How Wall-E predicted the death of HMV
15th Jan 2013 | 15:10
Technology's killing the high street. Are we cool with that?
One Up and HMV are very different, of course, but they faced the same problems: the rise of downloading, both legal and illegal; pressure from loss-leading supermarkets and tax-avoiding, subsidy-chasing online retailers; people shopping in suburban retail parks rather than on the high street; rising rents and other costs; people choosing to spend their disposable income on other things... it's a long list, death by a thousand cuts.
Here's the problem in a nutshell. Last night, I discovered there was a new compilation of music by Talk Talk, a band I love. I ordered it immediately.
From "we browse" to "web browse"
The problem with the high street is that, clothes aside, if you're shopping there you're either mad, panic buying, or ineligible for a debit card. The high street is now where you go to look at the stuff you'll order online later.
That was quite cool when only a few of us were doing it, but now we're all at it it's much more depressing. To take just three recent closures, Jessops put 1,370 people out of work, HMV's administration threatens around 4,500 more, and Comet put around 6,600 people on the dole.
It's easy to point fingers at the firms and their strategies, but we should also be pointing fingers at ourselves.
We can't moan that the high street is full of pound shops, charity shops and pop-up shops if we've been showrooming our way from shop to shop, scanning barcodes and ordering online - but equally when we're all skint and struggling, we'd be mad to pay high street prices when online shopping is so much cheaper.
Maybe we need to talk about this, because the money's moving out of the high street at an increasing rate: HMV, Jessops and Comet won't be the last big names to go out of business this year.

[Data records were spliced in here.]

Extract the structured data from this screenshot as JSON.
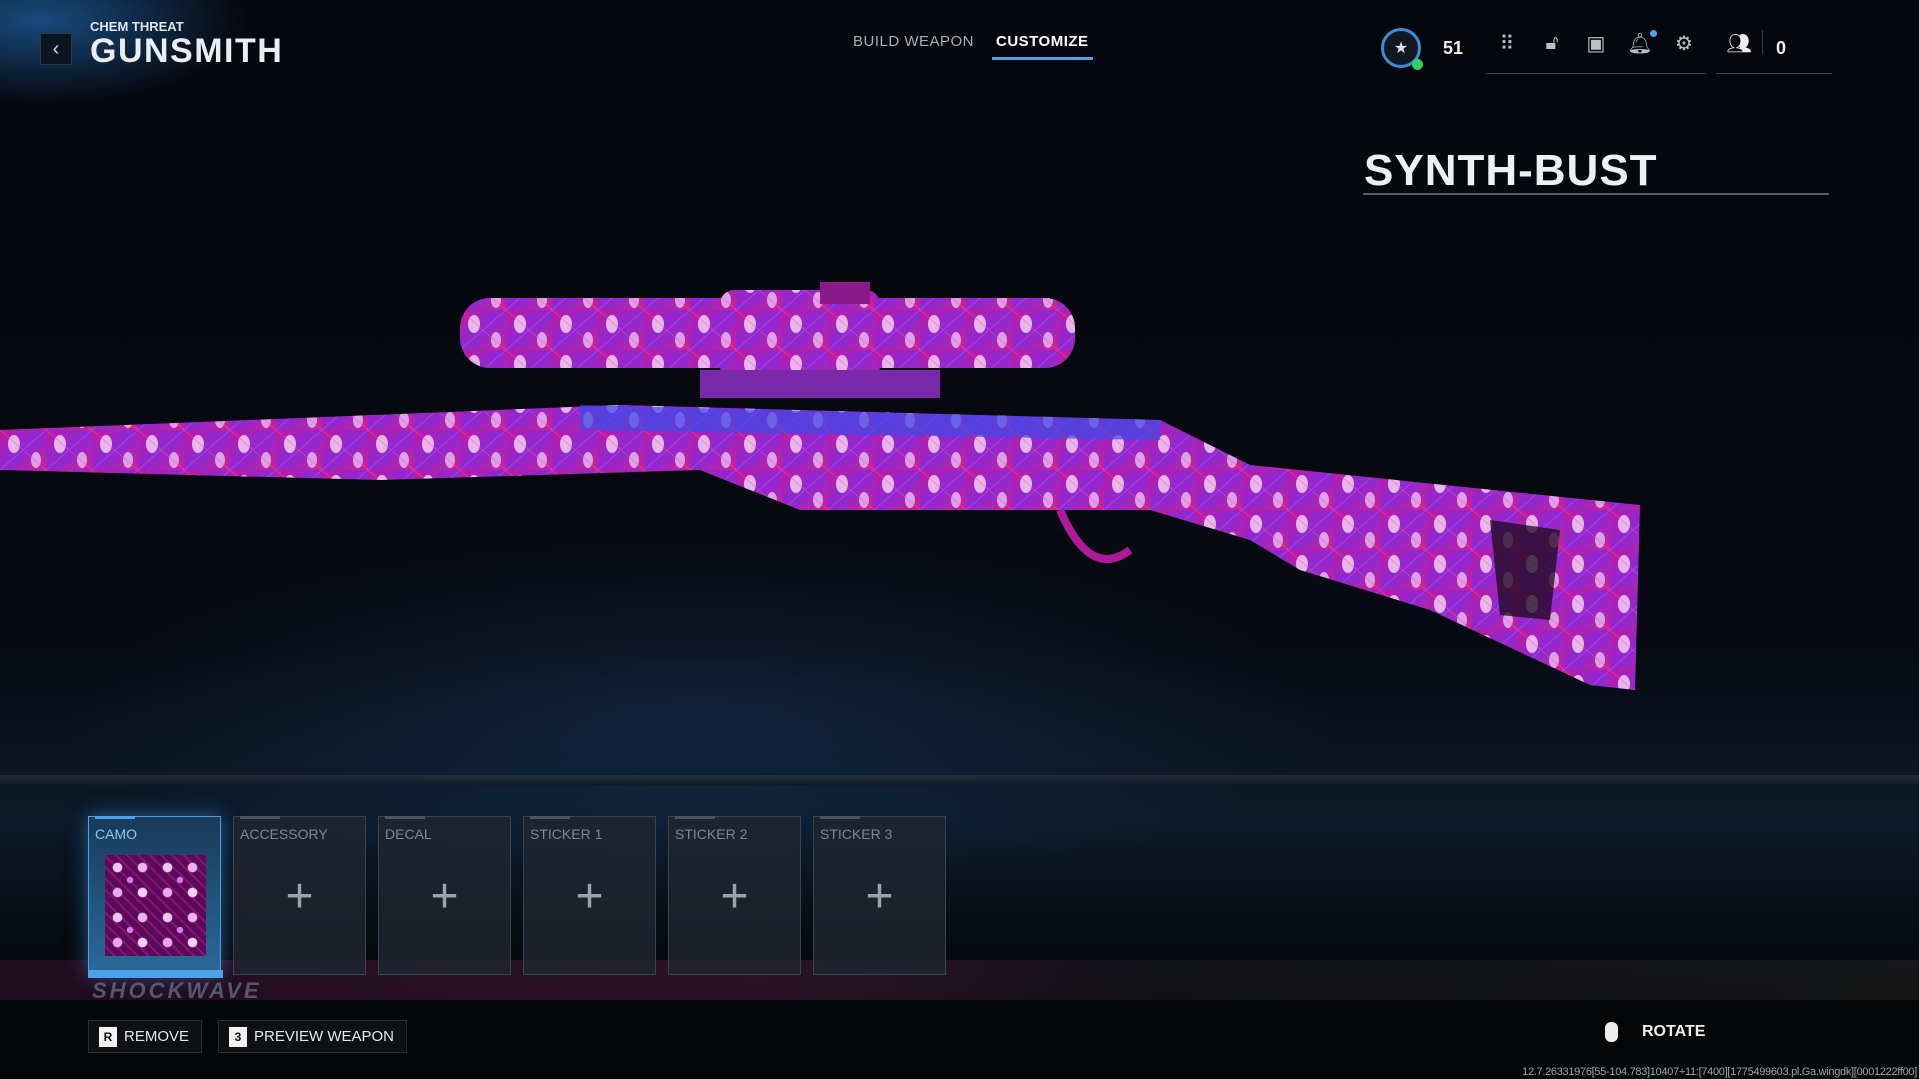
{
  "header": {
    "subtitle": "CHEM THREAT",
    "title": "GUNSMITH",
    "back_icon": "chevron-left-icon"
  },
  "tabs": [
    {
      "label": "BUILD WEAPON",
      "active": false
    },
    {
      "label": "CUSTOMIZE",
      "active": true
    }
  ],
  "topbar": {
    "rank_level": "51",
    "friends_count": "0",
    "icons": [
      "rank-icon",
      "grid-icon",
      "unlock-icon",
      "headset-icon",
      "bell-icon",
      "gear-icon",
      "friends-icon"
    ],
    "accent": "#4aa3e8"
  },
  "item": {
    "name": "SYNTH-BUST"
  },
  "slots": [
    {
      "label": "CAMO",
      "selected": true
    },
    {
      "label": "ACCESSORY",
      "selected": false
    },
    {
      "label": "DECAL",
      "selected": false
    },
    {
      "label": "STICKER 1",
      "selected": false
    },
    {
      "label": "STICKER 2",
      "selected": false
    },
    {
      "label": "STICKER 3",
      "selected": false
    }
  ],
  "background_text": "SHOCKWAVE",
  "actions": [
    {
      "key": "R",
      "label": "REMOVE"
    },
    {
      "key": "3",
      "label": "PREVIEW WEAPON"
    }
  ],
  "rotate_label": "ROTATE",
  "debug": "12.7.26331976[55-104.783]10407+11:[7400][1775499603.pl.Ga.wingdk][0001222ff00]"
}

The effects are enormous: more people looking for work, fewer people paying tax, and less money going into HMRC's coffers because businesses made of clicks are a damn sight harder to tax than businesses made of bricks.
I don't know the answers, but I do know where this is heading: the world of Pixar's Wall-E, where a single retailer took care of every human need from birth to death. Buy n Large might not exist yet, but every HMV or One Up that shuts is bringing it one step closer.